Tessa Ricco (‘20) said, “As someone who’s very conscious about global warming and the human race’s involvement with it, it’s very disturbing to see what’s happening in the Amazon. People aren’t educated enough on the science behind rainforests and their contributions to the rest of the world, which I think is the biggest problem. Nowadays, what’s most important is the money and the businesses that are behind logging or raising cattle, which are accomplished through the cutting down of forests. Soon enough, there is going to be irreversible damage done to our atmosphere because of the rising carbon dioxide numbers, so I think that advocating the negative effects of deforestation would help our chances of cutting our emissions would help drastically. “
The Amazon Basin supplies a considerable amount of water vapor to the atmosphere; its deforestation leads to drought and attendant wildfires, which further exacerbate the ecosystem equilibrium of the rainforest habitat. #AmazonDeforestation https://t.co/D9gvB6yvS2
— Amazon Watch (@amazonwatch) January 7, 2020
As said by Earth Day, By 2100, an estimated 50% of all the world’s species could go extinct because of climate change. Among those include bumblebees, giraffes, coral reefs, the Asian Elephant, the Monarch Butterfly, and nearly every whale species. However, significant changes have been made to promote nature conservation. The United States has stood as the global leader in conservation for more than a century and has since contributed to multiple projects to protect that is on the brink of extinction. Outside of the United States, although, conservation has been on the incline. Both Canada and Mexico have designated major new reserves and expanded existing areas, significantly increasing the extent of their protected area systems. Both countries have also announced plans to invest in further expansions of protected areas according to the Center for American Progress.

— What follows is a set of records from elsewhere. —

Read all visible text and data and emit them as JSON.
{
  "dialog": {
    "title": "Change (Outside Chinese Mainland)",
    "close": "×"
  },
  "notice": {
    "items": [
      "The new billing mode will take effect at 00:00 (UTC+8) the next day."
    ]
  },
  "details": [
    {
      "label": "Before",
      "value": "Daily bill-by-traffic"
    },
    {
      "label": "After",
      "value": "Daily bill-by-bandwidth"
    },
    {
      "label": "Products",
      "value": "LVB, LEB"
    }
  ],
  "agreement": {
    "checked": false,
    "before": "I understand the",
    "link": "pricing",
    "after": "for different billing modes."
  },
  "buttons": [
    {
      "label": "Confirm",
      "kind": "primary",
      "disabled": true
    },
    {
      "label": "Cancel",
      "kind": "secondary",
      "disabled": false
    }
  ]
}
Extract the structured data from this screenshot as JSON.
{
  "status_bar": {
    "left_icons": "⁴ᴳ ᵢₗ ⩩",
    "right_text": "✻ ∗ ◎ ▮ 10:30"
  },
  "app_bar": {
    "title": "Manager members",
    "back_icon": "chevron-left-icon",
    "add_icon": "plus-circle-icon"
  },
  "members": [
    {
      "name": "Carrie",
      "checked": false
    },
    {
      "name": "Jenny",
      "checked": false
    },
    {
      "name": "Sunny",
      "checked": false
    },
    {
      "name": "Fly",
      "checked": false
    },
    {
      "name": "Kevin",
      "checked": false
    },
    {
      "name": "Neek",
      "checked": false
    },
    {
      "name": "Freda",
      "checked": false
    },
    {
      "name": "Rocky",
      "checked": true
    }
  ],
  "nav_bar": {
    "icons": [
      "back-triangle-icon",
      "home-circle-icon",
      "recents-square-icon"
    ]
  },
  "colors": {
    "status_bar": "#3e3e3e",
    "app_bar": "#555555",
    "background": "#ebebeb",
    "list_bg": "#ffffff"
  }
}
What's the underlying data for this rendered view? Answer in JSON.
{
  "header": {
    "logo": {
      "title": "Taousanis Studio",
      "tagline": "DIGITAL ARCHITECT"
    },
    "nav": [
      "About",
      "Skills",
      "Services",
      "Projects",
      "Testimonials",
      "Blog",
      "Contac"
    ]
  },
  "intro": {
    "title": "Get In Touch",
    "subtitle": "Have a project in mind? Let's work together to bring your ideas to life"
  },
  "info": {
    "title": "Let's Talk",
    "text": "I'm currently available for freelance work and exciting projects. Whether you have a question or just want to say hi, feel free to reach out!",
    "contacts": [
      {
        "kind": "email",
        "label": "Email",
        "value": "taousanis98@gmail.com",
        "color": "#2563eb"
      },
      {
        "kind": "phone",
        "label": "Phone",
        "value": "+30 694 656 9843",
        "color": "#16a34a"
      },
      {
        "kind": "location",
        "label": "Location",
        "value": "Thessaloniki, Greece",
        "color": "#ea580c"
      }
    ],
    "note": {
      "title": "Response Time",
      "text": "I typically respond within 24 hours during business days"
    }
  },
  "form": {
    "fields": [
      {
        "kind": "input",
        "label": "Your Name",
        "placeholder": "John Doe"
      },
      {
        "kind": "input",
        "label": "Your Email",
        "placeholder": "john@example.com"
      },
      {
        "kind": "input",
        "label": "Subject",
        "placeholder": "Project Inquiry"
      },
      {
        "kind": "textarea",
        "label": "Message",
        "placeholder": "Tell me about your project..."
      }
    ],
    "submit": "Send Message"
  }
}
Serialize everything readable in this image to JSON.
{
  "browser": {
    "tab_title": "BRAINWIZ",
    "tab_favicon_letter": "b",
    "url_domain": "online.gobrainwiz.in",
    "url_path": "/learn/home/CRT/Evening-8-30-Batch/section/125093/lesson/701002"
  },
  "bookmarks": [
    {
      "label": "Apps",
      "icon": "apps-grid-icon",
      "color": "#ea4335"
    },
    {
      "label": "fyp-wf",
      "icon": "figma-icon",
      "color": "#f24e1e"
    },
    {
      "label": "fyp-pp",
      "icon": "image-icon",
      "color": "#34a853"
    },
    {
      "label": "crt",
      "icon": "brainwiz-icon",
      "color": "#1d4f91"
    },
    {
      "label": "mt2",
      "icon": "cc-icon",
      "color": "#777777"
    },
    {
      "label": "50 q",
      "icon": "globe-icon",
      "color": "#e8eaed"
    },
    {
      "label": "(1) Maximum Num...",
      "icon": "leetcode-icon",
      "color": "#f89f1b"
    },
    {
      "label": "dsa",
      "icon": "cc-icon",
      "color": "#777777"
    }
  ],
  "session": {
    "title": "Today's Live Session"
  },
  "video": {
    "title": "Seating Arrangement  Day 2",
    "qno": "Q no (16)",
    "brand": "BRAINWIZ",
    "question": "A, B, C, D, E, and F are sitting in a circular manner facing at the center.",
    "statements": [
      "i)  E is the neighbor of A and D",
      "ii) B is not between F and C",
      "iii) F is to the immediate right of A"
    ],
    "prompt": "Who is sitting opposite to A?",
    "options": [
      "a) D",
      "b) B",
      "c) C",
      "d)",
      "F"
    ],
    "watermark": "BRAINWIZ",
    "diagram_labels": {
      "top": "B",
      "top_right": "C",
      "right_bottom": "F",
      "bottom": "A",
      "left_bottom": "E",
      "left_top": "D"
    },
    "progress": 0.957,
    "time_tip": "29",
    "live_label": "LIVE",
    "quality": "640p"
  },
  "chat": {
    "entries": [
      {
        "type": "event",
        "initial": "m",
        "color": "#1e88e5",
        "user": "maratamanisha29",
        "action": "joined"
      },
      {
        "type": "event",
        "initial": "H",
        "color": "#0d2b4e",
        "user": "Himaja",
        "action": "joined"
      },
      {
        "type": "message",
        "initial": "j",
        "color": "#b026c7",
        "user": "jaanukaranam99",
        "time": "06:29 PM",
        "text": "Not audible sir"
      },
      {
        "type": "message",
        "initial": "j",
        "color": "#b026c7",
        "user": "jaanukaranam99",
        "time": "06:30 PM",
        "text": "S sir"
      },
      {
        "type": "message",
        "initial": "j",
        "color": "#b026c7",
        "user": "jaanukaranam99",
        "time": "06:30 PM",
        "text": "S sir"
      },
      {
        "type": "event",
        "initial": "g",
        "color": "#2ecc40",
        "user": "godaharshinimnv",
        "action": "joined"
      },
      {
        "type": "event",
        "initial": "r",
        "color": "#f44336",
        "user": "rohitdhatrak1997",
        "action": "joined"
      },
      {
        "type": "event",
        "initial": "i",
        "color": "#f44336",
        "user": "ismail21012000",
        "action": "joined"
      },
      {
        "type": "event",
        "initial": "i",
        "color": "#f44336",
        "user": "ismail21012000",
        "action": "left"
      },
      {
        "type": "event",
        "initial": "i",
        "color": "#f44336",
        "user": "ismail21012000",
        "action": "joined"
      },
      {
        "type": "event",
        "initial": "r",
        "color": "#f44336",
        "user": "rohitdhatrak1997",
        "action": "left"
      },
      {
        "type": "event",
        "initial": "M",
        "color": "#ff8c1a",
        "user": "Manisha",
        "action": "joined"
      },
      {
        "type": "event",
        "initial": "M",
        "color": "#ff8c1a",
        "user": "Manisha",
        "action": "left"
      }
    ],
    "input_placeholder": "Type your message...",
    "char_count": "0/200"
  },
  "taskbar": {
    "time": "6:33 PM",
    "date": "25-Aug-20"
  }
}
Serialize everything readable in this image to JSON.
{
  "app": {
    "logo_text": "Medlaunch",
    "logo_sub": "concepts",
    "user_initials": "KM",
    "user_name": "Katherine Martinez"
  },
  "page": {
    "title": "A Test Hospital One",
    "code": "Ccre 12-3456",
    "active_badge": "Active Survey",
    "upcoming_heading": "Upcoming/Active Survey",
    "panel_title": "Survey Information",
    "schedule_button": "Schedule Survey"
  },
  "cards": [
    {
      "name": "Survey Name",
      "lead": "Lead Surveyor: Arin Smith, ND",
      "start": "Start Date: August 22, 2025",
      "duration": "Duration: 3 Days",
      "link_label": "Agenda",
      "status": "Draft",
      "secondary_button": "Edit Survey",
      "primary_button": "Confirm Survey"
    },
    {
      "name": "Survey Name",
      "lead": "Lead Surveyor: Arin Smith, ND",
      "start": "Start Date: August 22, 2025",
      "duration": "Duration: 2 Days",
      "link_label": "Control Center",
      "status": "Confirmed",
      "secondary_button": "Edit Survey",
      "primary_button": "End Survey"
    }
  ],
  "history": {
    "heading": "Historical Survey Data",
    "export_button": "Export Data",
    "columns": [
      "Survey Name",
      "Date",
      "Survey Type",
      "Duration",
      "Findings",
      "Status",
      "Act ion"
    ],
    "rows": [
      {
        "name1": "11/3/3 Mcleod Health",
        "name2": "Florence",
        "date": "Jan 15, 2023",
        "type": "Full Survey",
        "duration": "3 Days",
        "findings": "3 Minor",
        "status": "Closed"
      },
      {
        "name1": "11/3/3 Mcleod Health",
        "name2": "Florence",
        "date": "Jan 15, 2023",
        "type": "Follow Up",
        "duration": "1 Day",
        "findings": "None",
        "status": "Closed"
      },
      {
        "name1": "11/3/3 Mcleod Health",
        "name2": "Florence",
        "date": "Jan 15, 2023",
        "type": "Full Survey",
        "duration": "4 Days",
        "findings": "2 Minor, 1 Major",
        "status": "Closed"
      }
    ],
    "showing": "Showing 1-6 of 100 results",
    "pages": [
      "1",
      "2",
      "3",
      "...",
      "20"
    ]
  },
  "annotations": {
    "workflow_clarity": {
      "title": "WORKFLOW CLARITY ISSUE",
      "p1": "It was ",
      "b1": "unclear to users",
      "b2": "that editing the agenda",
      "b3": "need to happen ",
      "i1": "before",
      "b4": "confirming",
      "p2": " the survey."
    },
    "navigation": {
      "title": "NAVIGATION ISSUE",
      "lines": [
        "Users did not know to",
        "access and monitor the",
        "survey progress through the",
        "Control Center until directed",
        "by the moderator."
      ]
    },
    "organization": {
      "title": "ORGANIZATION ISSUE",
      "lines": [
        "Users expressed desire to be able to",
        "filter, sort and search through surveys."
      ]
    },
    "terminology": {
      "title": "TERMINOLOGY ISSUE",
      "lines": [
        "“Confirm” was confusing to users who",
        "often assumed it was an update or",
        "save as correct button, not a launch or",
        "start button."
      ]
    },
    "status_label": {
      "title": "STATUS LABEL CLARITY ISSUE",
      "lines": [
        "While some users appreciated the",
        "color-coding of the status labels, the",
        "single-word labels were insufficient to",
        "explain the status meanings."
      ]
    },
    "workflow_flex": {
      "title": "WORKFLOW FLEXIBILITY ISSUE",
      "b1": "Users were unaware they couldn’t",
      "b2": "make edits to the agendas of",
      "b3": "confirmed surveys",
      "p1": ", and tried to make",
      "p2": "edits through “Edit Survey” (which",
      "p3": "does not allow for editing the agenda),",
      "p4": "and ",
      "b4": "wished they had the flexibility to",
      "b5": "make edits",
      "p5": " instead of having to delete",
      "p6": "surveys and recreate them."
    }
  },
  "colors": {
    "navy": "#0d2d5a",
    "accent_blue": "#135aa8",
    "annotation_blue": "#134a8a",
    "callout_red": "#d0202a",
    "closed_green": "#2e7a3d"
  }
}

Riley Newton (‘23) said, “It’s great to finally see some changes be made in other parts of the world to help fix an issue we can all resonate with. No one wants to see our planet’s beloved animals be gone forever, and I think that with this current generation, I hope we won’t have to. Now more than ever, I feel that the youth has some power over what is considered to be morally right, and I think the push for conservation definitely falls under that category. There is only one Earth, so we all must work together, human or not, to keep our home alive.”